* EXERCISE *
Nothing but the records, repeated word for word and free of pictures, belongs in the answer.

*** AVAILABLE DATA ***

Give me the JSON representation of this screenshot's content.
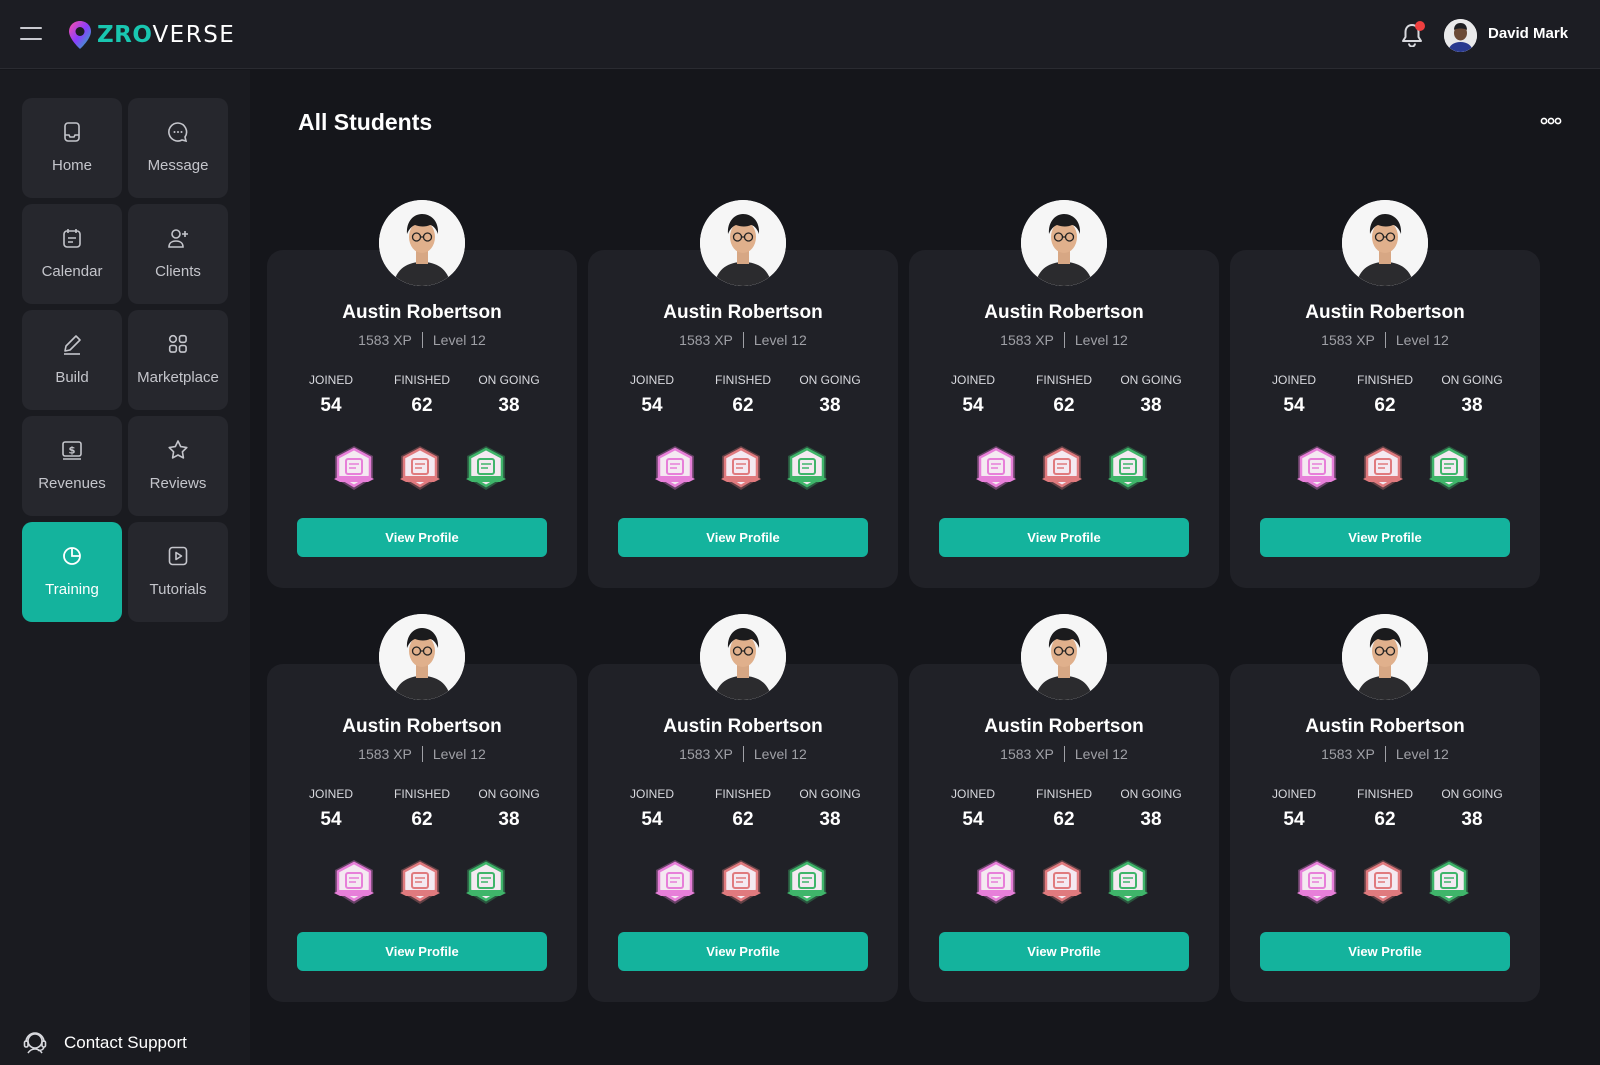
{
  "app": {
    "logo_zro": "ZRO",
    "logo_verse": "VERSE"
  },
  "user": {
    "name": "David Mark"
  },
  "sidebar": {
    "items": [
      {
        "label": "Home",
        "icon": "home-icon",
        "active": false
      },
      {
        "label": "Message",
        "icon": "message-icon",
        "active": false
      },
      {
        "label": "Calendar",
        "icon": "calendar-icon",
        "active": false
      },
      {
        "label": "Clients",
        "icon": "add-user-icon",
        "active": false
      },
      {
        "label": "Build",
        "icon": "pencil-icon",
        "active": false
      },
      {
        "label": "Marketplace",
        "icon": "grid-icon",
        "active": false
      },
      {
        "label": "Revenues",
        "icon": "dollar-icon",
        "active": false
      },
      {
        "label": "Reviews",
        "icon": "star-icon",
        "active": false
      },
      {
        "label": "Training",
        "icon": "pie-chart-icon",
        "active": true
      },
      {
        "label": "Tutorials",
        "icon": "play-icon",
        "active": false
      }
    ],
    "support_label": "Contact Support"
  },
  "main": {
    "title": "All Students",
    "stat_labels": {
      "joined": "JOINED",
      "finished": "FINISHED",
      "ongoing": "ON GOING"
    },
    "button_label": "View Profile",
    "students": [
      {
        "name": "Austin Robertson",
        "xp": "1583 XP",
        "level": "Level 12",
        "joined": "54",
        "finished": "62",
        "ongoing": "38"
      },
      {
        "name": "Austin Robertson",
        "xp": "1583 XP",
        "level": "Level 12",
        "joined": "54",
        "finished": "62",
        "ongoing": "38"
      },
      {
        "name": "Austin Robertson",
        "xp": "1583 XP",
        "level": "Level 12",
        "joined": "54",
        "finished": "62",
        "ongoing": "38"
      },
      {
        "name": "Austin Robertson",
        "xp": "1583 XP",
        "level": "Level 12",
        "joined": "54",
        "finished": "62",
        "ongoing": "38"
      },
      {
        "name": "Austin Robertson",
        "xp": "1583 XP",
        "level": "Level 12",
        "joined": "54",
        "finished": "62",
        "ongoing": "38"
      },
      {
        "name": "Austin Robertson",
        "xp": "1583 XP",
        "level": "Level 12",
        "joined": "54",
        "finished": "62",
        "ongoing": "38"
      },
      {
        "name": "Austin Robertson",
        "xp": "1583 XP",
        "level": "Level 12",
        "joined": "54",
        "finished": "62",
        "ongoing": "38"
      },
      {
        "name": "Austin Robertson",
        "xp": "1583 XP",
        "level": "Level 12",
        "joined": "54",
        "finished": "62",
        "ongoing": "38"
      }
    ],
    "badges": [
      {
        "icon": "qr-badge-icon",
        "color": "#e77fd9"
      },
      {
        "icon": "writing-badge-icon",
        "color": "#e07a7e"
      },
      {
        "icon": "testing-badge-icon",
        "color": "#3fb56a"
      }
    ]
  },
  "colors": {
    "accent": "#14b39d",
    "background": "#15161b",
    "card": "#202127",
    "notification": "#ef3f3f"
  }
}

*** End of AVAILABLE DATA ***

* WRITTEN ANSWER *
Give me the JSON representation of this screenshot's content.
{
  "app": {
    "logo_zro": "ZRO",
    "logo_verse": "VERSE"
  },
  "user": {
    "name": "David Mark"
  },
  "sidebar": {
    "items": [
      {
        "label": "Home",
        "icon": "home-icon",
        "active": false
      },
      {
        "label": "Message",
        "icon": "message-icon",
        "active": false
      },
      {
        "label": "Calendar",
        "icon": "calendar-icon",
        "active": false
      },
      {
        "label": "Clients",
        "icon": "add-user-icon",
        "active": false
      },
      {
        "label": "Build",
        "icon": "pencil-icon",
        "active": false
      },
      {
        "label": "Marketplace",
        "icon": "grid-icon",
        "active": false
      },
      {
        "label": "Revenues",
        "icon": "dollar-icon",
        "active": false
      },
      {
        "label": "Reviews",
        "icon": "star-icon",
        "active": false
      },
      {
        "label": "Training",
        "icon": "pie-chart-icon",
        "active": true
      },
      {
        "label": "Tutorials",
        "icon": "play-icon",
        "active": false
      }
    ],
    "support_label": "Contact Support"
  },
  "main": {
    "title": "All Students",
    "stat_labels": {
      "joined": "JOINED",
      "finished": "FINISHED",
      "ongoing": "ON GOING"
    },
    "button_label": "View Profile",
    "students": [
      {
        "name": "Austin Robertson",
        "xp": "1583 XP",
        "level": "Level 12",
        "joined": "54",
        "finished": "62",
        "ongoing": "38"
      },
      {
        "name": "Austin Robertson",
        "xp": "1583 XP",
        "level": "Level 12",
        "joined": "54",
        "finished": "62",
        "ongoing": "38"
      },
      {
        "name": "Austin Robertson",
        "xp": "1583 XP",
        "level": "Level 12",
        "joined": "54",
        "finished": "62",
        "ongoing": "38"
      },
      {
        "name": "Austin Robertson",
        "xp": "1583 XP",
        "level": "Level 12",
        "joined": "54",
        "finished": "62",
        "ongoing": "38"
      },
      {
        "name": "Austin Robertson",
        "xp": "1583 XP",
        "level": "Level 12",
        "joined": "54",
        "finished": "62",
        "ongoing": "38"
      },
      {
        "name": "Austin Robertson",
        "xp": "1583 XP",
        "level": "Level 12",
        "joined": "54",
        "finished": "62",
        "ongoing": "38"
      },
      {
        "name": "Austin Robertson",
        "xp": "1583 XP",
        "level": "Level 12",
        "joined": "54",
        "finished": "62",
        "ongoing": "38"
      },
      {
        "name": "Austin Robertson",
        "xp": "1583 XP",
        "level": "Level 12",
        "joined": "54",
        "finished": "62",
        "ongoing": "38"
      }
    ],
    "badges": [
      {
        "icon": "qr-badge-icon",
        "color": "#e77fd9"
      },
      {
        "icon": "writing-badge-icon",
        "color": "#e07a7e"
      },
      {
        "icon": "testing-badge-icon",
        "color": "#3fb56a"
      }
    ]
  },
  "colors": {
    "accent": "#14b39d",
    "background": "#15161b",
    "card": "#202127",
    "notification": "#ef3f3f"
  }
}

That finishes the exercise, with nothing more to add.